Ecology, Evolution, and Organismal Biology
A new National Science Foundation supported curriculum, Interactions in Physical Science™, was evaluated on students' conceptual change in the twelve concept areas of the national physical science content standard (B) for grades 5–8. Eighth grade students (N=66) were evaluated pre and post on a 31-item multiple-choice test of conceptual understanding developed by the Harvard -Smithsonian Center for Astrophysics. Significant student gains (p<. 05, t-test, two-tailed) occurred in all concept areas in the category of properties and changes in properties of matter; for the force concept areas in the category motions and forces; and for the heat transfer and light interactions areas in the category of transfer of energy. Two of the six concept areas in the category of transfer of energy, chemical and nuclear reactions and the sun as a major source of energy, were not addressed in this study. Significant learning gains as item percent correct were typically close to 20%, though effect sizes were small to medium in magnitude (d = 0.3–0.6). Implications of the study for conceptual change curriculum and teaching are discussed.
School Science and Mathematics
Digital Object Identifier (DOI)
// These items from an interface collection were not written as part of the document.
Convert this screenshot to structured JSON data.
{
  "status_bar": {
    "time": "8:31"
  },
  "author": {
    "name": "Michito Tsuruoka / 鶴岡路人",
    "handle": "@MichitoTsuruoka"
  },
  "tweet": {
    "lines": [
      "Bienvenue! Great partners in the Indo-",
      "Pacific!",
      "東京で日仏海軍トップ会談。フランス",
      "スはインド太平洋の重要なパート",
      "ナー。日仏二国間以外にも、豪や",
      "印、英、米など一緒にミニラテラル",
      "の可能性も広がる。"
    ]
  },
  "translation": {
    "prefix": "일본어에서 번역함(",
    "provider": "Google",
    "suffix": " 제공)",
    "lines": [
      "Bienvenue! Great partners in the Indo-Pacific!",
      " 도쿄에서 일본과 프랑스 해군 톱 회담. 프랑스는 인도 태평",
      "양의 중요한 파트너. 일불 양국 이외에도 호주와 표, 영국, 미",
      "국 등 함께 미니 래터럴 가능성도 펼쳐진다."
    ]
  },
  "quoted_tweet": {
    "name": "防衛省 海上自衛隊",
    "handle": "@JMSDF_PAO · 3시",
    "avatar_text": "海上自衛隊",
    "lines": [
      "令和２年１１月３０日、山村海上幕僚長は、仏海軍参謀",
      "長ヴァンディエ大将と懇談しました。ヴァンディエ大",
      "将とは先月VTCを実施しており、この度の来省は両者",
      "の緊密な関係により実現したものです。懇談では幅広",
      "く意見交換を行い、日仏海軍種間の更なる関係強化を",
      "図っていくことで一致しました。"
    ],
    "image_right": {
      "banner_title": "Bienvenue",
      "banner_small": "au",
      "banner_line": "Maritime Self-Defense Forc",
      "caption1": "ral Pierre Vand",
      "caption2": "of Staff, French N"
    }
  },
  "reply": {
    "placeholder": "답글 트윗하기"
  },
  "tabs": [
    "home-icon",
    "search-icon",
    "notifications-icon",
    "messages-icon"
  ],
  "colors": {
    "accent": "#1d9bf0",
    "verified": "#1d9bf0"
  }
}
Erik CJ, Dias M, Smith NRC. 2009. Middle school students' conceptual learning from the implementation of a new NSF supported curriculum: Interactions in physical scienceTM. School Science & Mathematics 109(1):45-53.